What will health nuts eat on Super Bowl Sunday? Nuts!

Super Bowl Sunday is generally a write-off day for most diets, as football fans commonly indulge in everything from a few brews to something called a Bacon Explosion.

Given the public discourse on Super Bowl snacks, we at Survata decided the event presented a good opportunity to gauge how people perceive some of the most popular snack food brands. We came up with a list of 39 food items, including popular brands of chips, crackers, cookies, snack bars, and fruit snacks. We showed over 1300 respondents five randomly chosen snacks from our list, and asked them to to rank the snacks in order from what they perceived to be the most healthy to the least healthy (we avoided the debate of what “healthy” actually means; respondents’ definition of “healthy” may of course vary).

We calculated an average ranking for each snack by assigning a numerical value based on each placement it received (1 for healthiest, 2 for second healthiest, etc.). Based on that total, Kashi Go Lean Bars had the highest overall rank, with an average score of just under 2. Planter’s Nuts and Nature Valley Granola Bars were a close second and third respectively. We found that Oreo was the least healthy snack (the snack with the lowest average ranking), followed by Cheetos and Little Debbie snacks. See what consumers chose as the healthiest and least healthy below, and check out the full results here.


There are obviously a number of ways to cut the data, including the percentage of times each snack was ranked healthiest or least healthy, but we found the results to be mostly consistent across all major metrics.

Our Take

While the highest and lowest ranked snacks came as no surprise, some puzzling results were found toward the middle of the list. Popchips, which has an ad campaign posturing the snack as a healthy alternative to potato chips, did not seem to resonate with the public, as the brand was nowhere near the highest ranked option. On the contrary, Welch’s Fruit Snacks ranked surprisingly high, beating out other snacks with relatively healthy reputations like Quaker Chewy Bars and Chex Mix. While we hope this report offered some interesting brand insight, we should add that we personally do not condone bringing health food to a Super Bowl party.

Is your brand sending the right messages? Try Survata and find out.

Footnotes for our fellow data geeks

  1. We interviewed 1,319 online respondents from January 28 to January 30, 2014.
  2. You can download the underlying data here.
  3. You can analyze the underlying data in Statwing here.

SparkPeople uses Survata to discover 2014′s most popular fitness goals

If you had to wait for a treadmill at the gym this morning you’ve probably already realized this fact, but fitness and wellness goals are highly popular this time of year. While the New Year’s Resolution fitness craze is practically a given, the way people enact their goals rapidly evolves with new information and trends. SparkPeople, the web’s largest and most active healthy living destination, ran a Survata survey asking nearly 500 women about their health and fitness goals to put a finger on the pulse of popular wellness topics in 2014.

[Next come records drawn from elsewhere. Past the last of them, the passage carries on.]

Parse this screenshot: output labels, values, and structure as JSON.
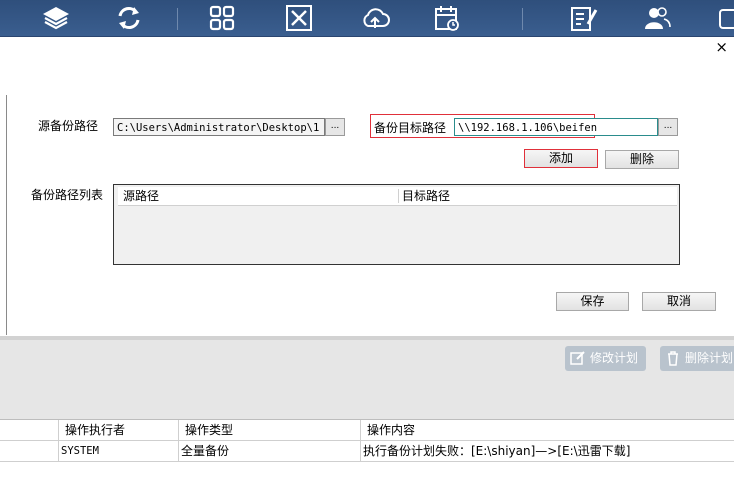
{
  "toolbar": {
    "icons": [
      "layers-icon",
      "sync-icon",
      "grid-icon",
      "tools-icon",
      "cloud-upload-icon",
      "calendar-icon",
      "edit-document-icon",
      "users-icon",
      "window-icon"
    ]
  },
  "dialog": {
    "close_symbol": "×",
    "source_label": "源备份路径",
    "source_value": "C:\\Users\\Administrator\\Desktop\\1",
    "browse_label": "...",
    "target_label": "备份目标路径",
    "target_value": "\\\\192.168.1.106\\beifen",
    "add_label": "添加",
    "delete_label": "删除",
    "list_label": "备份路径列表",
    "list_columns": [
      "源路径",
      "目标路径"
    ],
    "save_label": "保存",
    "cancel_label": "取消"
  },
  "actions": {
    "edit_plan": "修改计划",
    "delete_plan": "删除计划"
  },
  "log_table": {
    "columns": [
      "操作执行者",
      "操作类型",
      "操作内容"
    ],
    "rows": [
      [
        "SYSTEM",
        "全量备份",
        "执行备份计划失败：[E:\\shiyan]—>[E:\\迅雷下载]"
      ]
    ]
  },
  "colors": {
    "toolbar_bg": "#34578a",
    "highlight_frame": "#e0303a",
    "action_button": "#b9c3cd"
  }
}
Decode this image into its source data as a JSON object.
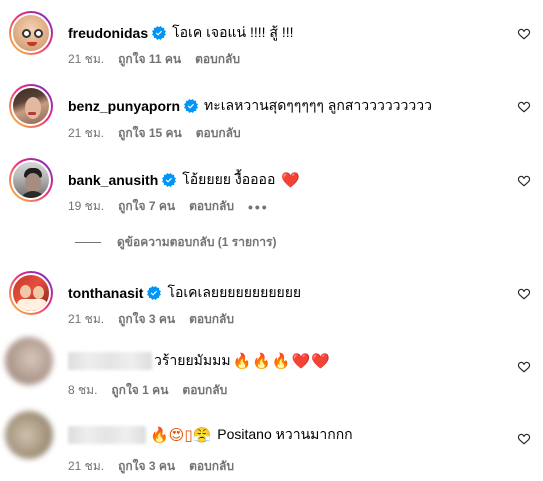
{
  "comments": [
    {
      "username": "freudonidas",
      "verified": true,
      "text": "โอเค เจอแน่ !!!! สู้ !!!",
      "time": "21 ชม.",
      "likes": "ถูกใจ 11 คน",
      "reply": "ตอบกลับ",
      "avatar_icon": "avatar-icon"
    },
    {
      "username": "benz_punyaporn",
      "verified": true,
      "text": "ทะเลหวานสุดๆๆๆๆๆ ลูกสาววววววววว",
      "time": "21 ชม.",
      "likes": "ถูกใจ 15 คน",
      "reply": "ตอบกลับ",
      "avatar_icon": "avatar-icon"
    },
    {
      "username": "bank_anusith",
      "verified": true,
      "text": "โอ้ยยยย งื้ออออ",
      "text_emoji": "❤️",
      "time": "19 ชม.",
      "likes": "ถูกใจ 7 คน",
      "reply": "ตอบกลับ",
      "more": "•••",
      "avatar_icon": "avatar-icon"
    },
    {
      "username": "tonthanasit",
      "verified": true,
      "text": "โอเคเลยยยยยยยยยยย",
      "time": "21 ชม.",
      "likes": "ถูกใจ 3 คน",
      "reply": "ตอบกลับ",
      "avatar_icon": "avatar-icon"
    },
    {
      "username": "",
      "verified": false,
      "text": "วร้ายยมัมมม",
      "text_emoji": "🔥🔥🔥❤️❤️",
      "time": "8 ชม.",
      "likes": "ถูกใจ 1 คน",
      "reply": "ตอบกลับ",
      "avatar_icon": "avatar-icon"
    },
    {
      "username": "",
      "verified": false,
      "text_emoji": "🔥😍▯😤",
      "text": "Positano หวานมากกก",
      "time": "21 ชม.",
      "likes": "ถูกใจ 3 คน",
      "reply": "ตอบกลับ",
      "avatar_icon": "avatar-icon"
    }
  ],
  "view_replies": "ดูข้อความตอบกลับ (1 รายการ)",
  "icons": {
    "verified": "verified-badge-icon",
    "like": "heart-outline-icon"
  },
  "colors": {
    "verified_blue": "#0095f6",
    "meta_gray": "#737373",
    "heart_red": "#e0245e",
    "story_ring_start": "#f9ce34",
    "story_ring_end": "#ee2a7b"
  }
}
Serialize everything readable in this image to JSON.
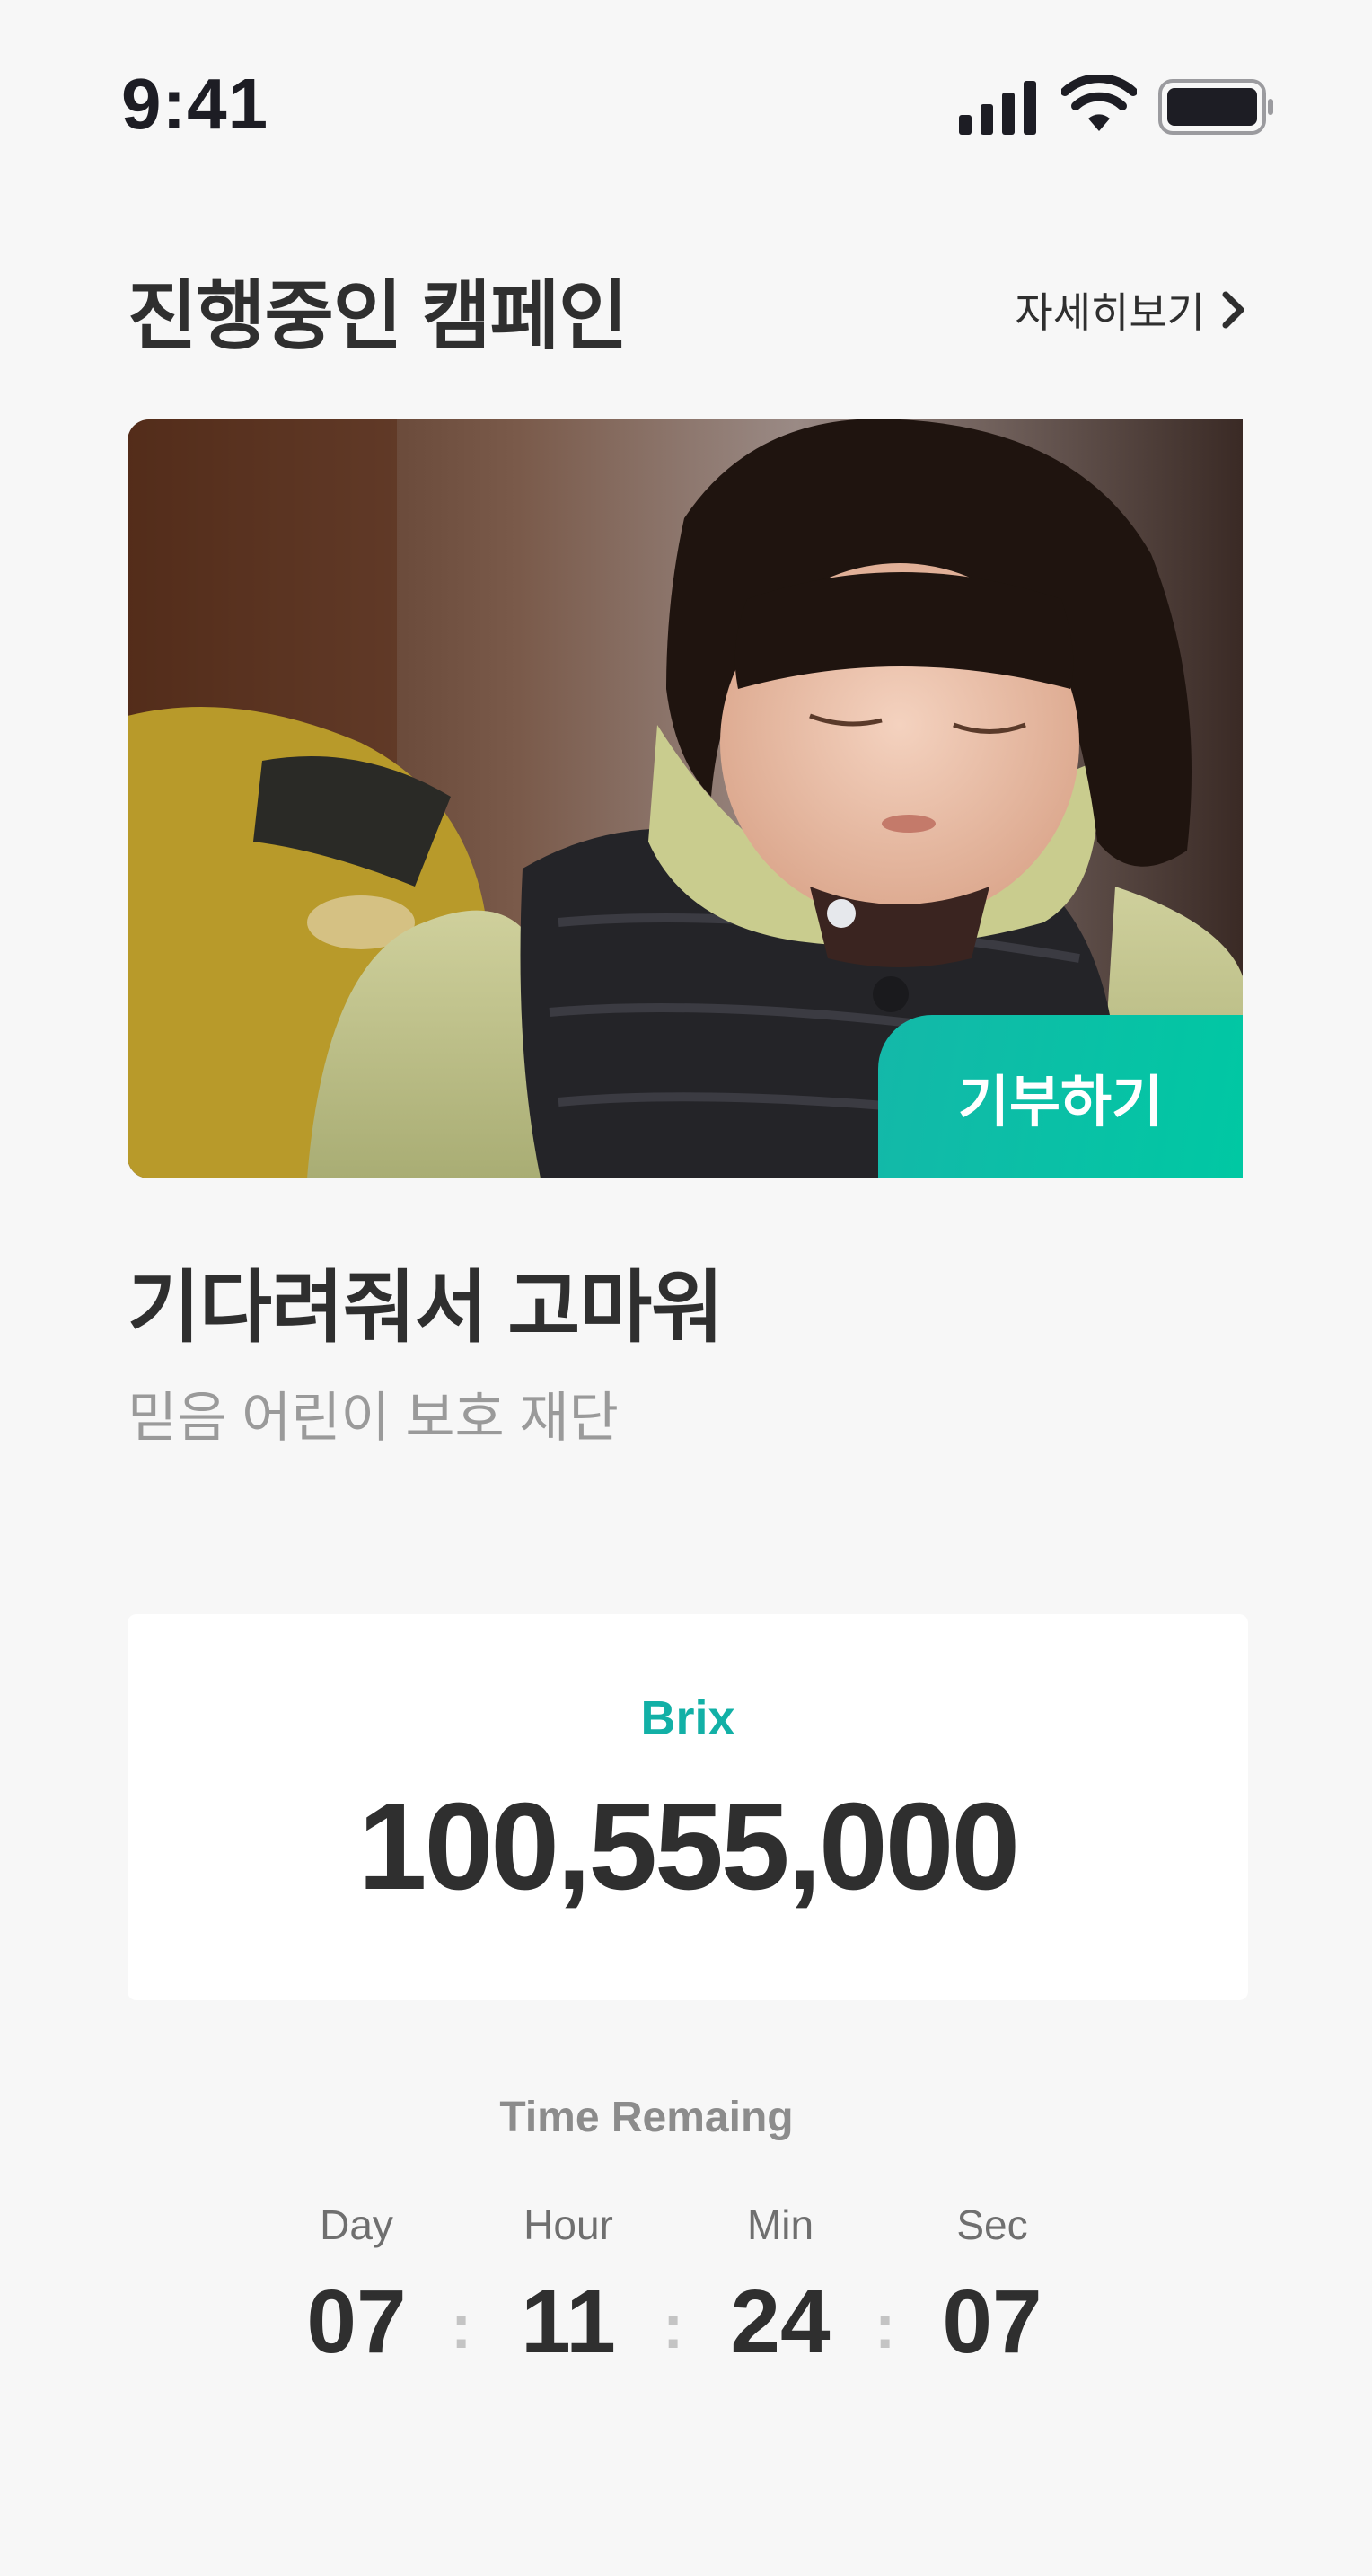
{
  "status_bar": {
    "time": "9:41",
    "icons": [
      "signal-icon",
      "wifi-icon",
      "battery-icon"
    ]
  },
  "header": {
    "title": "진행중인 캠페인",
    "more_label": "자세히보기"
  },
  "campaign": {
    "donate_label": "기부하기",
    "title": "기다려줘서 고마워",
    "organization": "믿음 어린이 보호 재단"
  },
  "amount": {
    "label": "Brix",
    "value": "100,555,000"
  },
  "countdown": {
    "title": "Time Remaing",
    "units": [
      {
        "label": "Day",
        "value": "07"
      },
      {
        "label": "Hour",
        "value": "11"
      },
      {
        "label": "Min",
        "value": "24"
      },
      {
        "label": "Sec",
        "value": "07"
      }
    ],
    "separator": ":"
  },
  "colors": {
    "accent": "#12b0a6",
    "donate_gradient_start": "#14b8a9",
    "donate_gradient_end": "#00c8a3",
    "text": "#2f2f2f",
    "muted": "#9a9a9a"
  }
}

Among women age 25-54 who have a health-related New Year’s Resolution, “exercise more” was selected as the top goal most often (45%), followed by “eat healthier” (23%), and “reduce stress” (13%). The most popular fitness activities respondents plan to pursue in 2014 include yoga and running, both selected 29% of the time. Many respondents would go to considerable lengths in order to reach their fitness goals, including giving up chocolate (35%) or their vacation time (6%).


For SparkPeople, which offers medically-accepted wellness resources to over 15 million registered members, it’s essential to stay in tune with their demographic. Having used other market research tools in the past, SparkPeople said they greatly benefited from Survata’s expertise. “We’ve done surveys on our own with SurveyMonkey, but having a Survata survey analyst was helpful, and ensured we crafted the questions correctly,” said Treenah Kight of SparkPeople.

From there, SparkPeople were able to get hundreds of responses from people who could benefit from their articles, interactive tools, and vibrant community of members and wellness experts. The result? SparkPeople gained a meaningful glimpse into their target customers’ upcoming goals, and gathered proprietary data for a newsworthy press release (which received widespread media pickup).

Want to find out what your target demographic cares about? Try Survata today.